Homelessness charity Streetwork was selected to take part in the Media Trust and Sainsbury’s Untold Stories Scheme.

It will be twinned with a professional filmmaker to create a five-minute film, which will be presented by Jon Snow on TV’s Community Channel.

The charity is due to find out today who it will be working with. Among those already allocated to other charities in this year’s scheme are EastEnders and Waterloo Road director Julie Edwards, former Fox World UK head Jonathan Glazier, and Susan Luciani, who worked on the special effects for films including Gulliver’s Travels and The Chronicles of Narnia: The Voyage of the Dawn Treader.

Fundraising and relationship manager for Streetwork, Jackie Brown, said: “We did a brand refresh last year which involved marketing literature and an updated website, but we had no money for a short film and I’d love to have something like that on our website and to use for presentations and talks.”

Streetwork, which yesterday held its traditional Christmas lunch, where service users were treated to a three-course meal cooked by Sheraton staff, made a contribution of £1000 towards the film.

Ms Brown said: “If we hadn’t been selected, we would never have done it. We don’t have the funds to do it and if we did have funds available we wouldn’t be spending it on that, we’d be spending it on services for users.

“Something like this is almost priceless – we would never be able to afford it.”

The charity hopes the film will raise public awareness of its work and encourage others to give.

Ms Brown added: “Because of the nature of our work we can’t really have service users in the film because we’re duty bound to protect them to some degree. It would involve a lot of schedules and they often have chaotic lifestyles, and also if somebody moves on, they may not want in the future to be associated with that time of their lives.”

Instead, she said, she hoped it would show staff in action as teams spend a total of 84 hours a week roaming the streets looking for people to help.

She said: “I think what it will hopefully do is bring to life the work that we do. We don’t wait on people to come to us – we go out to them. We’ve got all our staff out with rucksacks and we go out and find people.

“If there’s a shot of somebody wandering about in torrential Edinburgh rain with a rucksack looking for people that need help, that will hopefully make people realise the work we’re doing.”
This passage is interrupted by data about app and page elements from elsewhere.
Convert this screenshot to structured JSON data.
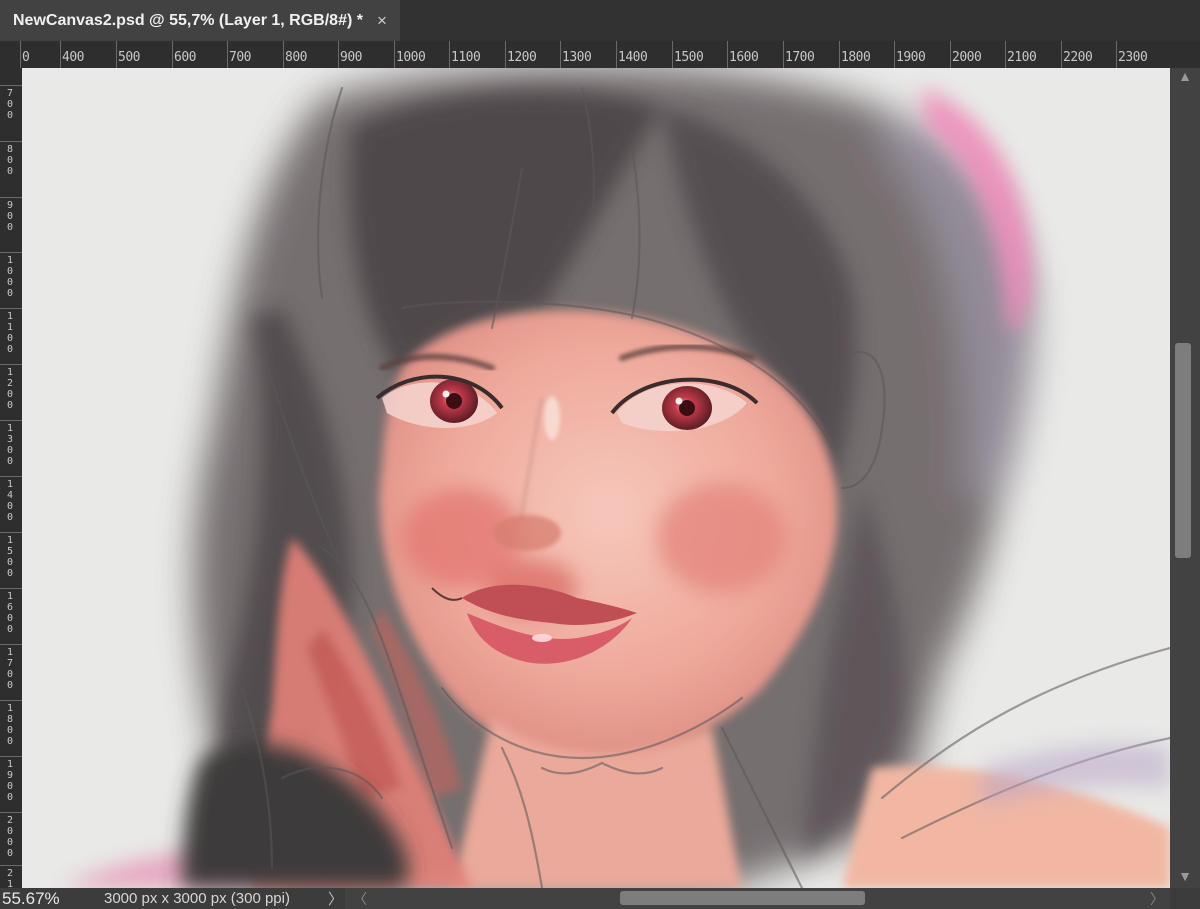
{
  "tab": {
    "title": "NewCanvas2.psd @ 55,7% (Layer 1, RGB/8#) *",
    "close": "×"
  },
  "ruler_top": [
    "0",
    "400",
    "500",
    "600",
    "700",
    "800",
    "900",
    "1000",
    "1100",
    "1200",
    "1300",
    "1400",
    "1500",
    "1600",
    "1700",
    "1800",
    "1900",
    "2000",
    "2100",
    "2200",
    "2300"
  ],
  "ruler_left": [
    "7\n0\n0",
    "8\n0\n0",
    "9\n0\n0",
    "1\n0\n0\n0",
    "1\n1\n0\n0",
    "1\n2\n0\n0",
    "1\n3\n0\n0",
    "1\n4\n0\n0",
    "1\n5\n0\n0",
    "1\n6\n0\n0",
    "1\n7\n0\n0",
    "1\n8\n0\n0",
    "1\n9\n0\n0",
    "2\n0\n0\n0",
    "2\n1"
  ],
  "status": {
    "zoom": "55.67%",
    "doc_info": "3000 px x 3000 px (300 ppi)",
    "arrow": "〉"
  },
  "scroll": {
    "up": "▲",
    "down": "▼",
    "left": "〈",
    "right": "〉"
  },
  "canvas": {
    "content": "digital-painting-portrait",
    "colors": {
      "background": "#e9e9e7",
      "hair": "#4a4446",
      "skin": "#f1b7a8",
      "blush": "#e2766f",
      "lips": "#c9525d",
      "eyes": "#c13a48",
      "accent_pink": "#f08ab8"
    }
  }
}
Media Trust deputy chief executive Katie Lloyd said: “I think Streetwork, because of the work that they do, have some lovely stories to tell.”